• _Description of the task_
Locate the string "icon" in the records below. Copy every line where it occurs.

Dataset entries
++++++++++
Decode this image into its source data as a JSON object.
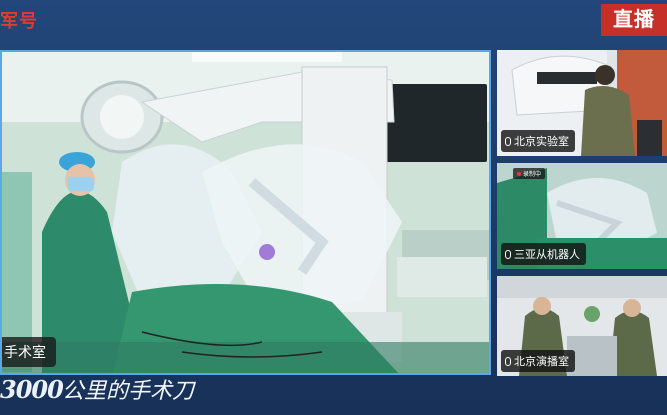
{
  "header": {
    "logo_text": "军号",
    "live_badge": "直播"
  },
  "main_feed": {
    "label": "手术室"
  },
  "side_feeds": [
    {
      "label": "北京实验室"
    },
    {
      "label": "三亚从机器人",
      "rec_text": "录制中"
    },
    {
      "label": "北京演播室"
    }
  ],
  "banner": {
    "number": "3000",
    "script": "公里的手术刀"
  },
  "colors": {
    "accent": "#5aa8e6",
    "live": "#c63028",
    "background": "#1f3f6e"
  }
}
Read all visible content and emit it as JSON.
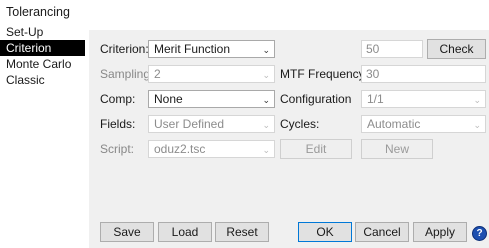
{
  "window": {
    "title": "Tolerancing"
  },
  "sidebar": {
    "items": [
      {
        "label": "Set-Up"
      },
      {
        "label": "Criterion"
      },
      {
        "label": "Monte Carlo"
      },
      {
        "label": "Classic"
      }
    ]
  },
  "form": {
    "criterion": {
      "label": "Criterion:",
      "value": "Merit Function"
    },
    "criterion_value": "50",
    "check_label": "Check",
    "sampling": {
      "label": "Sampling:",
      "value": "2"
    },
    "mtf_frequency": {
      "label": "MTF Frequency:",
      "value": "30"
    },
    "comp": {
      "label": "Comp:",
      "value": "None"
    },
    "configuration": {
      "label": "Configuration",
      "value": "1/1"
    },
    "fields": {
      "label": "Fields:",
      "value": "User Defined"
    },
    "cycles": {
      "label": "Cycles:",
      "value": "Automatic"
    },
    "script": {
      "label": "Script:",
      "value": "oduz2.tsc"
    },
    "edit_label": "Edit",
    "new_label": "New"
  },
  "footer": {
    "save_label": "Save",
    "load_label": "Load",
    "reset_label": "Reset",
    "ok_label": "OK",
    "cancel_label": "Cancel",
    "apply_label": "Apply",
    "help_icon": "help-icon",
    "help_glyph": "?"
  }
}
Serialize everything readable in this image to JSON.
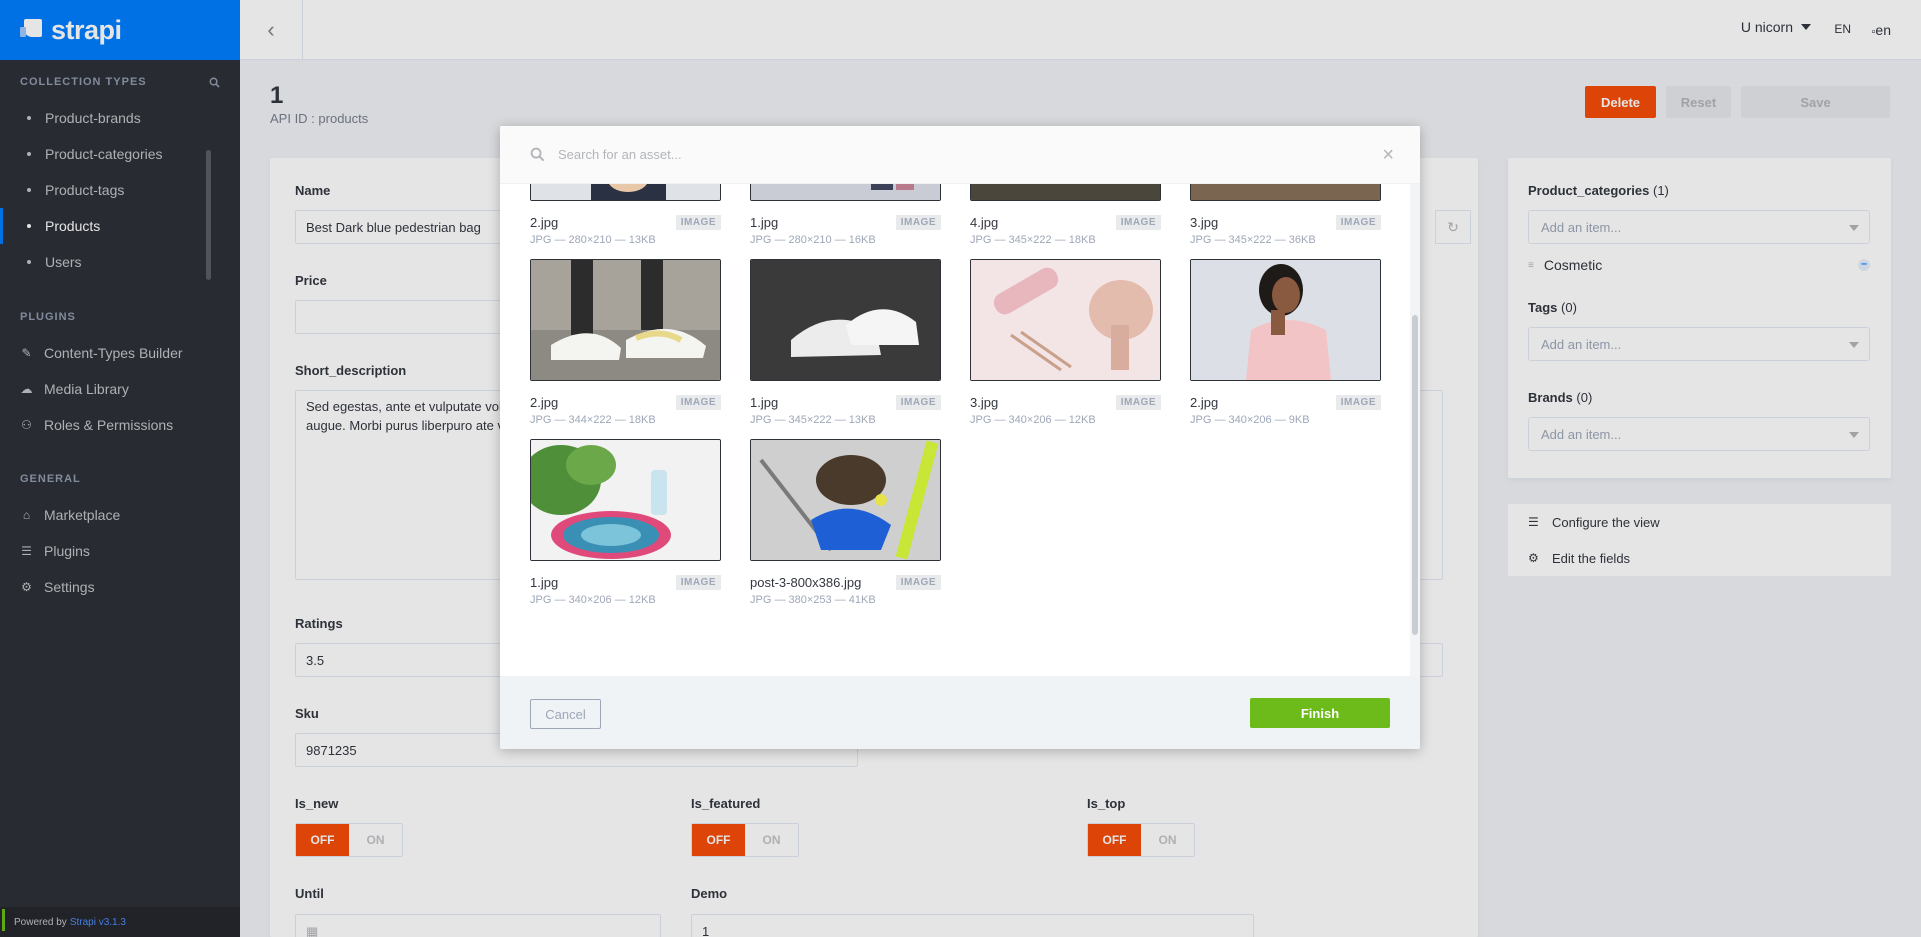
{
  "brand": {
    "name": "strapi"
  },
  "sidebar": {
    "collection_title": "COLLECTION TYPES",
    "collection_items": [
      {
        "label": "Product-brands",
        "active": false
      },
      {
        "label": "Product-categories",
        "active": false
      },
      {
        "label": "Product-tags",
        "active": false
      },
      {
        "label": "Products",
        "active": true
      },
      {
        "label": "Users",
        "active": false
      }
    ],
    "plugins_title": "PLUGINS",
    "plugins_items": [
      {
        "label": "Content-Types Builder",
        "icon": "paint-brush-icon"
      },
      {
        "label": "Media Library",
        "icon": "cloud-upload-icon"
      },
      {
        "label": "Roles & Permissions",
        "icon": "users-icon"
      }
    ],
    "general_title": "GENERAL",
    "general_items": [
      {
        "label": "Marketplace",
        "icon": "shopping-basket-icon"
      },
      {
        "label": "Plugins",
        "icon": "list-icon"
      },
      {
        "label": "Settings",
        "icon": "cog-icon"
      }
    ],
    "powered_by": "Powered by",
    "version": "Strapi v3.1.3"
  },
  "topbar": {
    "user": "U nicorn",
    "lang": "EN",
    "flag_alt": "en"
  },
  "header": {
    "title": "1",
    "api_id": "API ID : products",
    "delete_label": "Delete",
    "reset_label": "Reset",
    "save_label": "Save"
  },
  "form": {
    "name_label": "Name",
    "name_value": "Best Dark blue pedestrian bag",
    "price_label": "Price",
    "short_desc_label": "Short_description",
    "short_desc_line1": "Sed egestas, ante et vulputate volu",
    "short_desc_line2": "augue. Morbi purus liberpuro ate v",
    "ratings_label": "Ratings",
    "ratings_value": "3.5",
    "sku_label": "Sku",
    "sku_value": "9871235",
    "is_new_label": "Is_new",
    "is_featured_label": "Is_featured",
    "is_top_label": "Is_top",
    "off_label": "OFF",
    "on_label": "ON",
    "until_label": "Until",
    "demo_label": "Demo",
    "demo_value": "1"
  },
  "right_panel": {
    "categories_label": "Product_categories",
    "categories_count": "(1)",
    "add_item_placeholder": "Add an item...",
    "category_item": "Cosmetic",
    "tags_label": "Tags",
    "tags_count": "(0)",
    "brands_label": "Brands",
    "brands_count": "(0)",
    "configure_view": "Configure the view",
    "edit_fields": "Edit the fields"
  },
  "modal": {
    "search_placeholder": "Search for an asset...",
    "cancel_label": "Cancel",
    "finish_label": "Finish",
    "assets": [
      {
        "name": "2.jpg",
        "type": "IMAGE",
        "meta": "JPG — 280×210 — 13KB"
      },
      {
        "name": "1.jpg",
        "type": "IMAGE",
        "meta": "JPG — 280×210 — 16KB"
      },
      {
        "name": "4.jpg",
        "type": "IMAGE",
        "meta": "JPG — 345×222 — 18KB"
      },
      {
        "name": "3.jpg",
        "type": "IMAGE",
        "meta": "JPG — 345×222 — 36KB"
      },
      {
        "name": "2.jpg",
        "type": "IMAGE",
        "meta": "JPG — 344×222 — 18KB"
      },
      {
        "name": "1.jpg",
        "type": "IMAGE",
        "meta": "JPG — 345×222 — 13KB"
      },
      {
        "name": "3.jpg",
        "type": "IMAGE",
        "meta": "JPG — 340×206 — 12KB"
      },
      {
        "name": "2.jpg",
        "type": "IMAGE",
        "meta": "JPG — 340×206 — 9KB"
      },
      {
        "name": "1.jpg",
        "type": "IMAGE",
        "meta": "JPG — 340×206 — 12KB"
      },
      {
        "name": "post-3-800x386.jpg",
        "type": "IMAGE",
        "meta": "JPG — 380×253 — 41KB"
      }
    ]
  }
}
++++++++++
• _Answer for this exercise_
    "help_icon": "help-icon",
        "icon": "paint-brush-icon"
        "icon": "cloud-upload-icon"
        "icon": "users-icon"
        "icon": "shopping-basket-icon"
        "icon": "list-icon"
        "icon": "cog-icon"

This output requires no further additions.